- Before becoming the queen, Catherine went through a long path full of challenges and internal transformations, so her story still inspires the courage to be herself, to find inner strength in herself and to accept changes calmly, trusting her intuition. While writing the book, I became convinced that over the centuries, only people's clothes and toys - weapons, jewelry and other things - change, but the essential values, the challenges of self-realization and the secrets of the eternal meaning of life remain the same. The story of Queen Catherine inspires not to lose hope and self-belief in the darkest moments of life, to find strength every time and stand on your feet. Her story will be relatable if you have ever felt less loved by your parents than a brother or sister, faced painful betrayals and losses, had to adjust in a foreign country, or when life has turned upside down, you have already thought that nothing good will happen, you are too old or too old , no longer beautiful or no longer beautiful, no one is interested or interested.

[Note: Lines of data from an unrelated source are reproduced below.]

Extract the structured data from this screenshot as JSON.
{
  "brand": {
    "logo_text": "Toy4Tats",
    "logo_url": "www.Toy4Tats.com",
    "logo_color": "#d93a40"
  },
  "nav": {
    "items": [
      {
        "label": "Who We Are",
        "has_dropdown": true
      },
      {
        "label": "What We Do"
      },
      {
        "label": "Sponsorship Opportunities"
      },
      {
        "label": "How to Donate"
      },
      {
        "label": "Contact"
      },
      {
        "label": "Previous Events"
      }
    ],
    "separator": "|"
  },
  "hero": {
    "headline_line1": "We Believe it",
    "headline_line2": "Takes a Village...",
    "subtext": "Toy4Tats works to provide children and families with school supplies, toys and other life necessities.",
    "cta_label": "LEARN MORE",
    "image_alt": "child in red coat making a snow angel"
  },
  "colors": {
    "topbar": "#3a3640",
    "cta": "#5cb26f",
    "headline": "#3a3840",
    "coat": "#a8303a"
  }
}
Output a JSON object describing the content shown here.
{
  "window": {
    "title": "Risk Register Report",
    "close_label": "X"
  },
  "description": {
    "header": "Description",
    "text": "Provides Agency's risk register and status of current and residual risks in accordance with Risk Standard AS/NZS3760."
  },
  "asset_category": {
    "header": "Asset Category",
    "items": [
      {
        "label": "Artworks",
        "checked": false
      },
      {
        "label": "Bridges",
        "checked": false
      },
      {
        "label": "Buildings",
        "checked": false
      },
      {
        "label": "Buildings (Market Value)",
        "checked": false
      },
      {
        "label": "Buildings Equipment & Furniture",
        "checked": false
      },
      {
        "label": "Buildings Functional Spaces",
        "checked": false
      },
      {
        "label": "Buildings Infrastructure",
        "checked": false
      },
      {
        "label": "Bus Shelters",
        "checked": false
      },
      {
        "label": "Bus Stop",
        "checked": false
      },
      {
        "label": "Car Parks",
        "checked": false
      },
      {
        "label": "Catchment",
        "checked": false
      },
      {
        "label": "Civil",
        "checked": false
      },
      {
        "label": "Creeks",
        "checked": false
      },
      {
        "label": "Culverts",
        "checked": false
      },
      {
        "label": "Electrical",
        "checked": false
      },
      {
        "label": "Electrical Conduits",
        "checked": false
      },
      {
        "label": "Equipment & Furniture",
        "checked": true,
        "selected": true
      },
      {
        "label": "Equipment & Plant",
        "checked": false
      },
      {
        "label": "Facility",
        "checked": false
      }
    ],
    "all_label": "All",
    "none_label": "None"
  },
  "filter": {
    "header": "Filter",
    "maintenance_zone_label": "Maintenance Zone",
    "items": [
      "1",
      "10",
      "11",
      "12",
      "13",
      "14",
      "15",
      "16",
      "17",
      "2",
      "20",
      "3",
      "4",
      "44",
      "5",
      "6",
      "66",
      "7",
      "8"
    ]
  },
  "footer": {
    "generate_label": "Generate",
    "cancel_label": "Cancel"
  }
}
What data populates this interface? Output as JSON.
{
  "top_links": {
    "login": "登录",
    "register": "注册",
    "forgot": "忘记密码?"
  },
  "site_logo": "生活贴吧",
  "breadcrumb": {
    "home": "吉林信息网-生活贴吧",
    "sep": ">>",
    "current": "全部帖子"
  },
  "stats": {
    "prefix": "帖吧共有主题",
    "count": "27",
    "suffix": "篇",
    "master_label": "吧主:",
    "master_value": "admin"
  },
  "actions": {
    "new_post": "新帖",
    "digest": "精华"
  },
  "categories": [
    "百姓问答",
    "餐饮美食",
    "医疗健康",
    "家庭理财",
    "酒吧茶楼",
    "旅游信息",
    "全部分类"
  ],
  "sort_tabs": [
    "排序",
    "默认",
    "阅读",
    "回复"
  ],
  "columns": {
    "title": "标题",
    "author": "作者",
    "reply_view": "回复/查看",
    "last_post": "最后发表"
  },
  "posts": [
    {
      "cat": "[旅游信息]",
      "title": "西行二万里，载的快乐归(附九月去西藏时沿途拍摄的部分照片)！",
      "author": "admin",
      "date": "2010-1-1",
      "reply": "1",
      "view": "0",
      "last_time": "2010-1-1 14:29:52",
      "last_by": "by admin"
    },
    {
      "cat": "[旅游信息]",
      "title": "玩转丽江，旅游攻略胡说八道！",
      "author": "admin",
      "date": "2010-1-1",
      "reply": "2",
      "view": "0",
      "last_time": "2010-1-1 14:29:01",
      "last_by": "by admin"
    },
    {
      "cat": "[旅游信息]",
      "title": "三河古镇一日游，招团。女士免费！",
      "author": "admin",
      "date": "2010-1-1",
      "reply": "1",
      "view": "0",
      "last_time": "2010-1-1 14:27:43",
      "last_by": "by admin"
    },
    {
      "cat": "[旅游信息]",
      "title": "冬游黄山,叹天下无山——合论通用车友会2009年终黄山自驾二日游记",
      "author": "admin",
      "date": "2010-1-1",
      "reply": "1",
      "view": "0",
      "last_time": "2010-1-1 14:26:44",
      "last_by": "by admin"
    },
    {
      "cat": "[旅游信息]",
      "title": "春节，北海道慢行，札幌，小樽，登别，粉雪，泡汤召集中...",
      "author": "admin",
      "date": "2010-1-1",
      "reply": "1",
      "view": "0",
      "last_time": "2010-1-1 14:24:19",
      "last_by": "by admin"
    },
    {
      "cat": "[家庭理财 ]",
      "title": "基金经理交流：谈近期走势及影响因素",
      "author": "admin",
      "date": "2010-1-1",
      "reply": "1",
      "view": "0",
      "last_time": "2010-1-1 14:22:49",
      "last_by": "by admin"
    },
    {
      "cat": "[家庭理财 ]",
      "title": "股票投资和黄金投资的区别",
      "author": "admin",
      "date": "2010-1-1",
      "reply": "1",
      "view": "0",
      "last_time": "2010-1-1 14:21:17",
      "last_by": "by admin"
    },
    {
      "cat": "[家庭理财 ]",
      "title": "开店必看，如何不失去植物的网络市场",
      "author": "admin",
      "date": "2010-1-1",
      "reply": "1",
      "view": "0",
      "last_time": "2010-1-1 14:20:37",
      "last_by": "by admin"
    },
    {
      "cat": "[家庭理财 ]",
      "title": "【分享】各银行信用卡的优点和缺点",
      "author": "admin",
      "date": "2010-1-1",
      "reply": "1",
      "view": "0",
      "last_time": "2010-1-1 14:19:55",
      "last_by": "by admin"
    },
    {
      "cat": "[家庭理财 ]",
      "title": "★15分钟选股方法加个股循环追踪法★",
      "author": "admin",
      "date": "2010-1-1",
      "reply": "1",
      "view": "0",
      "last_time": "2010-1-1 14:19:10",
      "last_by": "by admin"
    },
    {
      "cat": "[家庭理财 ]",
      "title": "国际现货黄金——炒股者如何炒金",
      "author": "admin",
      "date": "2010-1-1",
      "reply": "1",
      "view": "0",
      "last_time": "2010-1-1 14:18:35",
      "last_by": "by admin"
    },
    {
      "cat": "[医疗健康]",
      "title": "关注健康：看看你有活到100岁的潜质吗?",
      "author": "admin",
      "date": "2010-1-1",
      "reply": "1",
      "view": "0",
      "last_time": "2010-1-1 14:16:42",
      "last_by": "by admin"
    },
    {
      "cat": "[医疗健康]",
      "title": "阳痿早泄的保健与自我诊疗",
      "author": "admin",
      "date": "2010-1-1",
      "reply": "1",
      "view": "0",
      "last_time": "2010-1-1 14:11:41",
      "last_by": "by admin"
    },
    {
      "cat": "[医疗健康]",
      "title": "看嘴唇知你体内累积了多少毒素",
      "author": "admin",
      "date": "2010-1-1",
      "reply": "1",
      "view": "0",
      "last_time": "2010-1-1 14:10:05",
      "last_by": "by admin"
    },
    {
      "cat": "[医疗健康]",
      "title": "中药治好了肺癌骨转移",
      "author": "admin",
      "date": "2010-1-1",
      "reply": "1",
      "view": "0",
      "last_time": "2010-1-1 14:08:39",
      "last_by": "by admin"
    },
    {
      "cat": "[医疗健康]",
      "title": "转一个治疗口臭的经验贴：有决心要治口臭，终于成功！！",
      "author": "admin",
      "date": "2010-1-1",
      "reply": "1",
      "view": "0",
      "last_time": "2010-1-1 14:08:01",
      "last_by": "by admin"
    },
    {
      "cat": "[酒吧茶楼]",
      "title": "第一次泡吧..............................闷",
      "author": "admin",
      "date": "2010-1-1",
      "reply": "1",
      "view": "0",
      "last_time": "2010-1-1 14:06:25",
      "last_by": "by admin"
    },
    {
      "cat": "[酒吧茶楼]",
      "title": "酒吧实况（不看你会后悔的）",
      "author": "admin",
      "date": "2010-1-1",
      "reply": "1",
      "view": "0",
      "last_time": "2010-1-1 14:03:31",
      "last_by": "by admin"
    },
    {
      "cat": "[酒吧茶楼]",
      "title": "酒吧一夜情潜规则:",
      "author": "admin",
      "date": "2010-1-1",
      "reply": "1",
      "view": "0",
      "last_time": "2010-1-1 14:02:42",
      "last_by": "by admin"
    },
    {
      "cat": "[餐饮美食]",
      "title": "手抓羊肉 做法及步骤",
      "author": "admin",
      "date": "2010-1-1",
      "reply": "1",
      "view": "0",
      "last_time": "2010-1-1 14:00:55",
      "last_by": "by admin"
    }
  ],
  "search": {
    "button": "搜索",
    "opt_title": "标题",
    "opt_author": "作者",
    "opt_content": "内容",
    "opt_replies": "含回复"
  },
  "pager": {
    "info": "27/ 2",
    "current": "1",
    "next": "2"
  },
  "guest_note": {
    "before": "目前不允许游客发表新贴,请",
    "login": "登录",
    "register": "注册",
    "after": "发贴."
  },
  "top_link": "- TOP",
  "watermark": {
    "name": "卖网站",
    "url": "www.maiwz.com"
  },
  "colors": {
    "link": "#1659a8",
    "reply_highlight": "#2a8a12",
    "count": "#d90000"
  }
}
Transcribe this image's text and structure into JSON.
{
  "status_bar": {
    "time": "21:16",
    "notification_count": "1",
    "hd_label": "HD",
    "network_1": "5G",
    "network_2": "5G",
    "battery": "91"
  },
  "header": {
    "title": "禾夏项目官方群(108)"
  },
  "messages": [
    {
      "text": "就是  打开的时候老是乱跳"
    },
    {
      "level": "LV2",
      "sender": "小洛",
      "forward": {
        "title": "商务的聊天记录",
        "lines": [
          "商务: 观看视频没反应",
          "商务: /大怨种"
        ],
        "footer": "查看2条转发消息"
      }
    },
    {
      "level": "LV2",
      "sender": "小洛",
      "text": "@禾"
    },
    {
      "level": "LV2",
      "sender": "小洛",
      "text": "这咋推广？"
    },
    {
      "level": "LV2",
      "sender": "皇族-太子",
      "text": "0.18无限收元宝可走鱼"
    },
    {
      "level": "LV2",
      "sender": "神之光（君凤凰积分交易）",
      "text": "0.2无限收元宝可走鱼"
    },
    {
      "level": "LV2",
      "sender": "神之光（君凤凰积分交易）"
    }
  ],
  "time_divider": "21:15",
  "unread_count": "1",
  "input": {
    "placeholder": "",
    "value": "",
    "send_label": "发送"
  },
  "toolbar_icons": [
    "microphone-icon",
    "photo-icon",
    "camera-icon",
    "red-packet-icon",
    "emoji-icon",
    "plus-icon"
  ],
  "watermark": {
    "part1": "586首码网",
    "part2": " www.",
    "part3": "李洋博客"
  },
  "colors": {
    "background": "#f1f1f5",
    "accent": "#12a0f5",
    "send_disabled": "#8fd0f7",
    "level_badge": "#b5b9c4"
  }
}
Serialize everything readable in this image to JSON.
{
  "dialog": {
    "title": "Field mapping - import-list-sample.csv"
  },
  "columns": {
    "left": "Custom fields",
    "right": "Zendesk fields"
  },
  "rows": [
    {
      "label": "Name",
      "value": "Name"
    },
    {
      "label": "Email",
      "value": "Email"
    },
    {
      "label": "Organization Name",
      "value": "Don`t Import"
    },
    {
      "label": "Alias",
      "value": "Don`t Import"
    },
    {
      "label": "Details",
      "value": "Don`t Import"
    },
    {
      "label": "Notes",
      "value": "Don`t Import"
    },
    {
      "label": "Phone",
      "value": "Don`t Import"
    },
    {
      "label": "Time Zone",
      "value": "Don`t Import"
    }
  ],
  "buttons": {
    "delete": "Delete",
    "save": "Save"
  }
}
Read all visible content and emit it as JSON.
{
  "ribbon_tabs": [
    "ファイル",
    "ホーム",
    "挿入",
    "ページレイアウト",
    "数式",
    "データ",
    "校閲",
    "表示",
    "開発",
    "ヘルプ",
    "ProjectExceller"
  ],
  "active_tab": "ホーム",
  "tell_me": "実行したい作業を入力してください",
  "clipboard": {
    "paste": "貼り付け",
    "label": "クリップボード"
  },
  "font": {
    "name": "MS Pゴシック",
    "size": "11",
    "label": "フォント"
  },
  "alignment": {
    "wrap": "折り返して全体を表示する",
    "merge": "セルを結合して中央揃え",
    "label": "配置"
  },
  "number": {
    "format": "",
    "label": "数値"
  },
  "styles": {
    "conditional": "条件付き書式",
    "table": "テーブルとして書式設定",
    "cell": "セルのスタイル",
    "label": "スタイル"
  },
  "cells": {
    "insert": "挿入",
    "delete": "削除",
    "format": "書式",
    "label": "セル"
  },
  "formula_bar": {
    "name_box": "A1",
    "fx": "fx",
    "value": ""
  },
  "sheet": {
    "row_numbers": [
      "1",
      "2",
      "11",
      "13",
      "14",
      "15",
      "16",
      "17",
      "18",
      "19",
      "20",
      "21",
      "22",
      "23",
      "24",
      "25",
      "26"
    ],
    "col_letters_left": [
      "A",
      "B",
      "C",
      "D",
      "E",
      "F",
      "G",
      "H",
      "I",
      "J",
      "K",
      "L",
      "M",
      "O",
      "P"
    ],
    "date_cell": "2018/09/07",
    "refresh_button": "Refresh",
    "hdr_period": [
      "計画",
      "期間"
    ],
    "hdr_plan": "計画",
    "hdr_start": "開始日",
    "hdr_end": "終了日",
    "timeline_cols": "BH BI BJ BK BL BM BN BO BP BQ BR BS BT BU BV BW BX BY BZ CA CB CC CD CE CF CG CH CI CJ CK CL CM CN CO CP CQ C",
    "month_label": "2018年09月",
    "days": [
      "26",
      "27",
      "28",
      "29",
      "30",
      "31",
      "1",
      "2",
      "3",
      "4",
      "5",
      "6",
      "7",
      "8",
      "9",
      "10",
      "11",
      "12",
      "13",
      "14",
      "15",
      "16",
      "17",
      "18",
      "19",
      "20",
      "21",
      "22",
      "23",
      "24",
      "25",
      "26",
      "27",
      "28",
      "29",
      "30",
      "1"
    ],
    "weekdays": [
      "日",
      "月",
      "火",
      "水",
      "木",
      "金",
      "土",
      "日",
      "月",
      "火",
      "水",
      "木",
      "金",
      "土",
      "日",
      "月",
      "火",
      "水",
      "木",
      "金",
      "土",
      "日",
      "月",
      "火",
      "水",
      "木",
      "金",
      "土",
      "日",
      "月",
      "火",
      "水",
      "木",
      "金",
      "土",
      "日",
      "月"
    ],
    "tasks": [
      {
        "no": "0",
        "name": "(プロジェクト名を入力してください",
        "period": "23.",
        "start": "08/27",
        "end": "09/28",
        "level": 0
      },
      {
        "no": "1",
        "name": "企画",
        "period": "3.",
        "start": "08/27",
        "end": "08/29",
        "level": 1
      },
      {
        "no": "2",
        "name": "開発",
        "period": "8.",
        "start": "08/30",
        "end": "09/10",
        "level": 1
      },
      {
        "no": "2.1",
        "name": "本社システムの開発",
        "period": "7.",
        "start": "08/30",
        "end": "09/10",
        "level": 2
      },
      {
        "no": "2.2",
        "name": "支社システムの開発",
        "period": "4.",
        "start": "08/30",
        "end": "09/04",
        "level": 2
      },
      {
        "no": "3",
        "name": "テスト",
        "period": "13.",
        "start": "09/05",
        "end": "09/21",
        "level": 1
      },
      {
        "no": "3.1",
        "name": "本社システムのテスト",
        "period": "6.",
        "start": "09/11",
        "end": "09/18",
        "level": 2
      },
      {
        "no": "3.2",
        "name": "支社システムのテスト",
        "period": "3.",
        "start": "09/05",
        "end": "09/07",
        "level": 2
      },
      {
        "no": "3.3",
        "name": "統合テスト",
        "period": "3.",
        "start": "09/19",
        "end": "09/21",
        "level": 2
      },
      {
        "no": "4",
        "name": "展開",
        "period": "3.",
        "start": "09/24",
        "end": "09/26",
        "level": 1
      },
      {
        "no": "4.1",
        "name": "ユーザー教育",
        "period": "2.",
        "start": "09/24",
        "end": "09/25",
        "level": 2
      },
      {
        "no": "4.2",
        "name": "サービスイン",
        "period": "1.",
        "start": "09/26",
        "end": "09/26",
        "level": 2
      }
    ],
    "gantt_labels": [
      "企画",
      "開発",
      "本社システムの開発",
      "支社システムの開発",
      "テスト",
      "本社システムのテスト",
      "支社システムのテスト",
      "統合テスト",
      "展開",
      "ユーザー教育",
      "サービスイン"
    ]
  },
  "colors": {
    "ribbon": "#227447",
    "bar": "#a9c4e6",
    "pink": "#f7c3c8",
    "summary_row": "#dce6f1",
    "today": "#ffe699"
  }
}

- How long did you write the book? Who were the first readers? How did you decide to show the book to the publisher? 

- I wrote the book for almost five years, two years before that I carried it in my head. The process took a long time, because I was able to engage in this creative adventure only after finding time after my direct work. This historical novel became a way out of my comfort zone, as it is now fashionable to say. I transitioned from a normal journalistic style to a literary one, and it was not an easy process. 

There were days when I didn't even want to look in that direction anymore, when I got rid of the novel forever. However, this story did not let me go, the sad eyes of Queen Catherine from Cranach's painting kept popping up in front of my eyes, and then my conscience began to gnaw that she was able to overcome much greater challenges, and I, living warmly and comfortably in the 21st century, cannot simply write about her. Thus, Queen Catherine's personal story inspired me to pursue my goal and not to give up when creative "suffering" struck. In the process of creation, I initially pricked the ears of my close circle, but at some point I felt that speeches and consultations were enough. The publishing house believed in my manuscript from the first sentence, I received the offer to publish the book immediately.

- Are you writing something now? And what do you do when you're not writing? 

- I'm not writing anything yet, because I haven't said everything about Kotryna Jogailaitė yet. I've collected a lot of material over the years, so I want to tell its story in as many ways as possible. I have initiated another project - together with the director and moderator of self-development practices Gitana Platkyte-Grigiene, we will create a documentary film about Kotryna. It will not be an ordinary restorative historical documentary, but a film whose protagonists are today's people who are looking for new insights on how to improve and realize their personality. In the film, the connection between Catherine and current people will be created by historians and self-development specialists. Together with Doctor of History Rasa Leonavičiūte-Gecevičiene, we will present more interesting facts about the famous family of Kotryna Jogailaitė that did not fit into the book, and we will discuss interesting topics of the golden age of the LDK on the website dedicated to Kotryna. I've noticed that readers of my novel have a lot of questions about the Renaissance, like why men humiliated women in those days or why they didn't bury the dead for so long. We will be waiting for more questions on the website.